Double Knock Out Rose

How Fast Does a Double Knockout Rose Grow?

by Melody Lee

The blooms of double Knock Out roses look like traditional roses, but the resemblance ends there. The plants are tough, grow fast, and require little maintenance. Plant breeder William Radler worked for years to develop a shrub rose that is not affected by many of the common rose diseases and pests. In addition, it is tolerant of drought, heat and cold. Double Knock Out roses grow in U.S. Department of Agriculture plant hardiness zones 4 through 9.


Double Knock Outs typically grow in compact mounds up to 4 feet tall and wide, but they can grow up to 7 feet tall. The plants bloom heavily with flushes of roses every five to six weeks from late spring or early summer until the first frost in fall or winter. One double Knock Out rose makes a beautiful specimen or accent plant, while a group of roses provides a mass of color in the garden.

Growth Rate and Pruning

Pruning encourages the growth of healthy new foliage and improves the quality of the blooms on roses. Allow two or three years after planting a double Knock Out rose for it to grow to its mature size. Afterwards prune as needed to maintain the desired shape and size. They are vigorous plants and can grow up to 2 feet a year.

Pruning Techniques

Bypass pruners are better for pruning double Knock Out roses than anvil pruners, which crush the stems. Cut 1/4 inch above an outward-facing bud at the same angle as the bud. New growth will sprout from the bud. Occasionally, dip the pruners in disinfectant or a 70-percent alcohol solution to help prevent the spread of disease.

Pruning Times
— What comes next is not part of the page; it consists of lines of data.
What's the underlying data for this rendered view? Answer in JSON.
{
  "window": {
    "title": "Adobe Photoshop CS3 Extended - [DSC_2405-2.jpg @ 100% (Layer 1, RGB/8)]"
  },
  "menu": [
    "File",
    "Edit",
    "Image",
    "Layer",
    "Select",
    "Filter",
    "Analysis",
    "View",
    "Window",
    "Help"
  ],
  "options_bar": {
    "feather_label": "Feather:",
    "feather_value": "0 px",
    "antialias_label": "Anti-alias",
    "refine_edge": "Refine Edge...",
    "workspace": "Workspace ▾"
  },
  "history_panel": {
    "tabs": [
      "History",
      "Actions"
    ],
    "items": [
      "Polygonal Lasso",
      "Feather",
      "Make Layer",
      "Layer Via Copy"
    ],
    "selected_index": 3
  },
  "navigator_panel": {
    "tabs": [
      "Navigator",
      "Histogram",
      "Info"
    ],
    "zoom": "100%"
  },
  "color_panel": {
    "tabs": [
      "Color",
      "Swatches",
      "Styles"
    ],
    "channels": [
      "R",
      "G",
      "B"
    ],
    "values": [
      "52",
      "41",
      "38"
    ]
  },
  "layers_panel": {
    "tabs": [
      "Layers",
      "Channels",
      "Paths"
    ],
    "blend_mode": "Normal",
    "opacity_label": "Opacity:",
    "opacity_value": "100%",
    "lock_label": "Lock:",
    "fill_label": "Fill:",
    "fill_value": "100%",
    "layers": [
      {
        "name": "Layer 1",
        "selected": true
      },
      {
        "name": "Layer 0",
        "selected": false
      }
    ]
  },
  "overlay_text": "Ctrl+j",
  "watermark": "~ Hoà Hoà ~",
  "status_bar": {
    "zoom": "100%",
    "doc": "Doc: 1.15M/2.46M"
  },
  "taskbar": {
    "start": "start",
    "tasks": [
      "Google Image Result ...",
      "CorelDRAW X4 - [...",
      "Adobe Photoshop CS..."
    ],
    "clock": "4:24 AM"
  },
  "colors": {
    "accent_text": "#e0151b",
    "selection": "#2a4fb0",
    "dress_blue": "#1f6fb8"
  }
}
Pruning to shape double Knock Out roses should be done in the spring just as the buds swell, but before any new growth appears. Cut the stems back to 24 inches or shorter, depending on the desired size of the shrub during the summer. In the fall, remove crossed branches that are rubbing together, and long, leggy branches. Remove diseased, damaged or dead branches any time of the year. Cut back overgrown bushes by one-third to one-half in late winter or early spring.

About the Author

Melody Lee holds a degree in landscape design, is a Florida Master Gardener, and has more than 30 years of gardening experience. She currently works as a writer and copy editor. Her previous jobs include reporter, photographer and editor for a weekly newspaper.